EDITOR'S NOTE: You're confusing RAM with hard drive space. The only way to increase the amount of physical RAM is to buy more. You can take certain steps that will decrease the amount of RAM that you're using, though. See http://askbobrankin.com/make_windows_xp_run_faster.html
19 Dec 2007
RAM memory's dirty little secret... Over the years, I probably have spent several hundred dollars upgrading/adding more (higher RAM) memory sticks. What REALLY irks me is that on most computers all you get are two slots. Invariable when one upgrades, you left with an unusable memory stick.
About the only option is to give them away.
Geez, how difficult would it be for PC manufactures to place (four) slots on a motherboard. Every unit I've opened, there's gobs of free space. I feel better (sorta) after this little bit of complaining! :)
EDITOR'S NOTE: Most motherboards I've seen in recent years do have four RAM slots. Usually it's the "bargain" models that only have two slots.
12 Apr 2008
hi i have a mother board of intel 102cc dual core. previously i have 512 mb ram but now i got a 1gb ram and installed in the new port but problem is that,that the sytem is detecting only one ram. and in bios there is only single memory mode enabled .how to solve this problem

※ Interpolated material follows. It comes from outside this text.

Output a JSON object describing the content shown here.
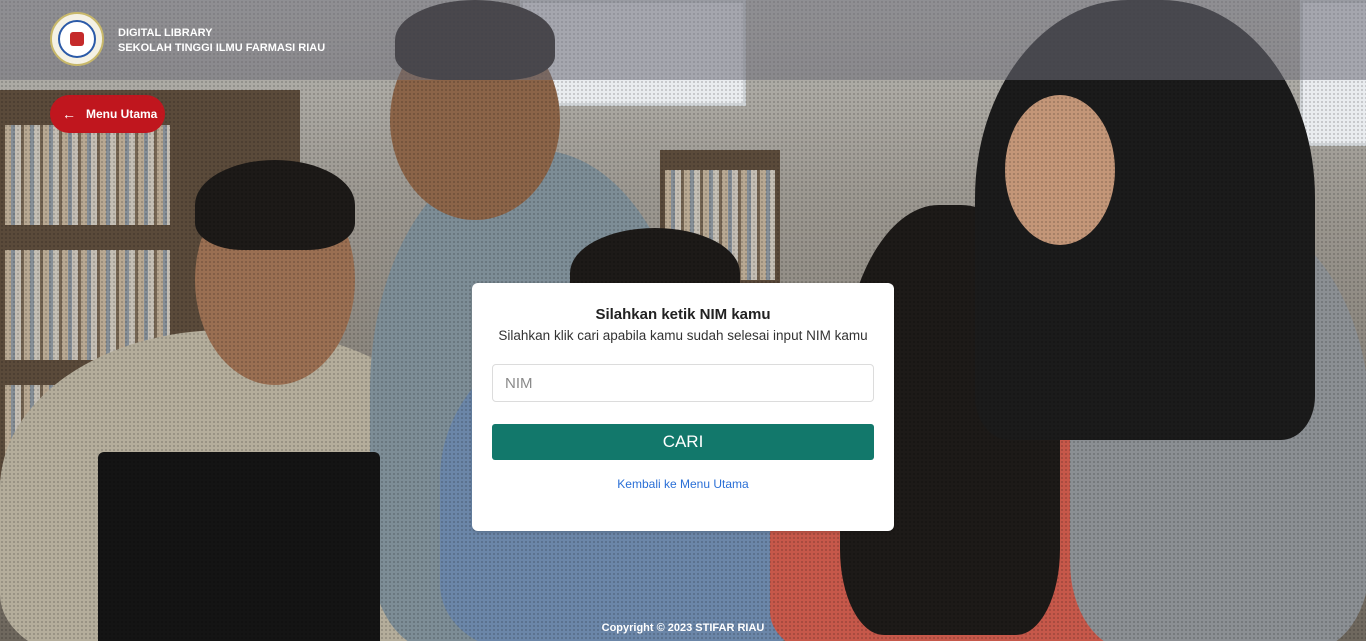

EDITOR'S NOTE: Your system may require identical pairs of RAM. Check the manual or vendor website.
17 Apr 2008
What should I do if the Ram on an HP is installed properly, but the motherboard does not recognize the new memory? I've reinstalled and restarted.

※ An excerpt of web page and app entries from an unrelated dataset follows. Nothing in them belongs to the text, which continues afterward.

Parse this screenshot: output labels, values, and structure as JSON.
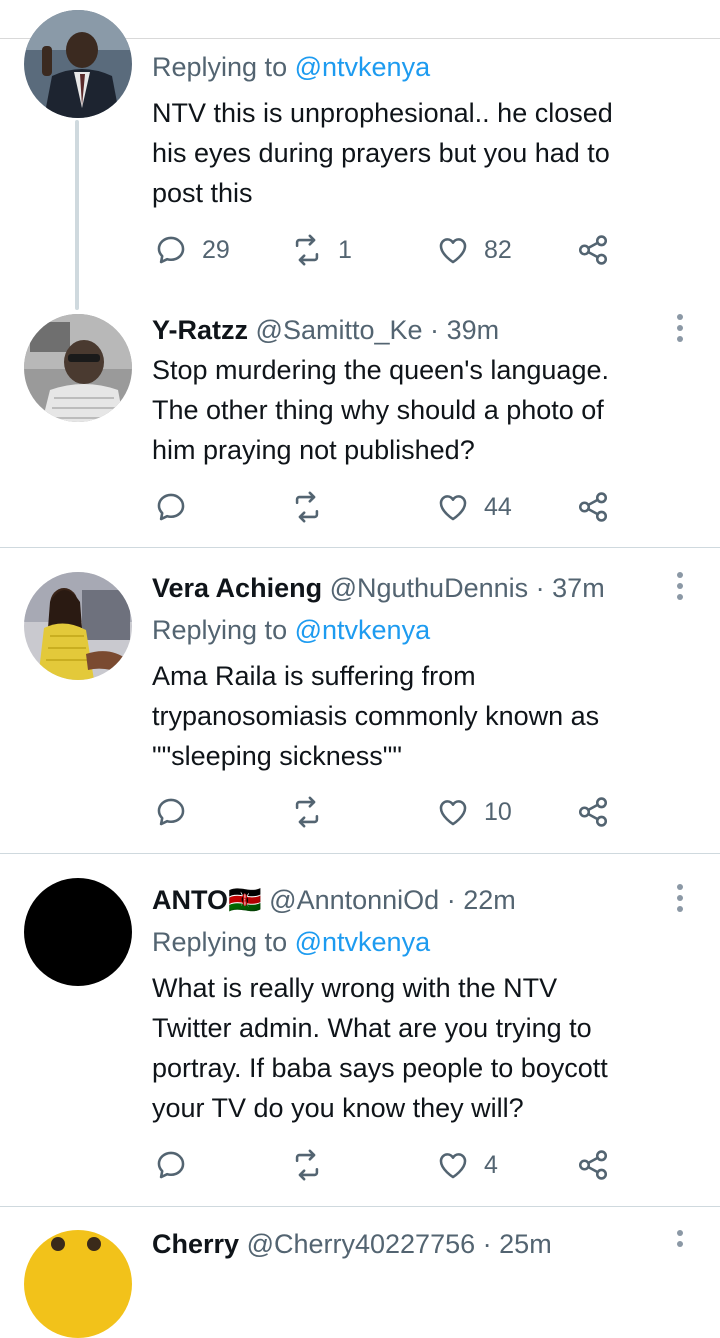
{
  "tweets": [
    {
      "reply_prefix": "Replying to",
      "reply_mention": "@ntvkenya",
      "lines": [
        "NTV this is unprophesional.. he closed",
        "his eyes during prayers but you had to",
        "post this"
      ],
      "replies": "29",
      "retweets": "1",
      "likes": "82"
    },
    {
      "name": "Y-Ratzz",
      "handle": "@Samitto_Ke",
      "separator": "·",
      "time": "39m",
      "lines": [
        "Stop murdering the queen's language.",
        "The other thing why should a photo of",
        "him praying not published?"
      ],
      "replies": "",
      "retweets": "",
      "likes": "44"
    },
    {
      "name": "Vera Achieng",
      "handle": "@NguthuDennis",
      "separator": "·",
      "time": "37m",
      "reply_prefix": "Replying to",
      "reply_mention": "@ntvkenya",
      "lines": [
        "Ama Raila is suffering from",
        "trypanosomiasis commonly known as",
        "\"\"sleeping sickness\"\""
      ],
      "replies": "",
      "retweets": "",
      "likes": "10"
    },
    {
      "name": "ANTO",
      "flag": "🇰🇪",
      "handle": "@AnntonniOd",
      "separator": "·",
      "time": "22m",
      "reply_prefix": "Replying to",
      "reply_mention": "@ntvkenya",
      "lines": [
        "What is really wrong with the NTV",
        "Twitter admin. What are you trying to",
        "portray. If baba says people to boycott",
        "your TV do you know they will?"
      ],
      "replies": "",
      "retweets": "",
      "likes": "4"
    },
    {
      "name": "Cherry",
      "handle": "@Cherry40227756",
      "separator": "·",
      "time": "25m"
    }
  ],
  "icons": {
    "reply": "reply-icon",
    "retweet": "retweet-icon",
    "like": "heart-icon",
    "share": "share-icon",
    "more": "more-vertical-icon"
  },
  "colors": {
    "link": "#1d9bf0",
    "secondary": "#536471",
    "text": "#0f1419",
    "divider": "#cfd9de"
  }
}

EDITOR'S NOTE: Are you certain it's the right type of memory? Just because it fits in the slot, doesn't mean it's compatible with your motherboard. Consult the mobo manual to make sure.
21 Jun 2008
I only have 2 DDR RAM slots in my e-machine PC. Is there a way to plug a double slot into each, so that I could plug in a total of 4 DDR RAM boards? Pls. advise. Thanx much.
EDITOR'S NOTE: The amount of RAM is probably limited by the motherboard. I would check with the pc vendor first.
11 Sep 2008
hi, i am a gamer lover.online RPG game is my fev. but sometimes when im on the middle of the game my computer will restart!what would be the problem?..i have my computer as AMD athlon (tm)64 Processor 3000+ 1.81 GHz, 448 MB of Ram. what would i do?...buy more RAM?????please help me.....tnx
EDITOR'S NOTE: See http://askbobrankin.com/computer_restarts_itself.html
23 Dec 2008
Oh, for the halcyon days when we dreamed about a memory extention to 128 ko.....
16 Oct 2009
I have two SD RAMs of 256 & 512. My pc is still sluggish. Some say it is due to two different RAMS & that I should buy single RAM of 1 GB.He also says it is due to conflicts for which RAM is to be used first by application. This seems to be ridiculous. What should I do to speed up my PC? I weekly do scans and defrags.
11 Nov 2009
One thing I've noticed when contemplating an upgrade is that in many older computers, the BIOS has a memory max. Don't think you can go past that no matter what size memory stick is used.
15 May 2010
help me increase my ram
16 Dec 2010
Is it safe to add memory to a computer if the two memory sticks are of two different brands?
EDITOR'S NOTE: Yes, RAM is a commodity item.
25 Jan 2011
I added RAM to my DELL Inspiron E1705 laptop. I added (2) 2 gigs each sticks. Do I need to update BIOS, or will it use all the RAM memory, with the older version of BIOS that was on the laptop. I'm afraid of messing up BIOS/laptop, if I try to update it.
07 Feb 2011
I have a ASUS pc bought one year ago. From the Library I access the Internet. My pc works fine in the earlier time of the day but slow down in mid-day and after noons hours. What caused this problem.
EDITOR'S NOTE: Sounds like those are the peak times when everyone is competing for the limited wifi bandwidth.
24 Mar 2011
I have asus rampage III formula MoBo, intel x990 extreme processor, 2x Radeon HD 6870 in crossfire, 3x 2GB G.Skill memory sticks.
There are 6x Dimm spots and I'm using three, I've bought 3x 2GB more of the same memory. My MoBo book says it can handle up to 24GB ram. But I only want 12GB. Should I just open it and try ?
EDITOR'S NOTE: Sounds like it should be fine.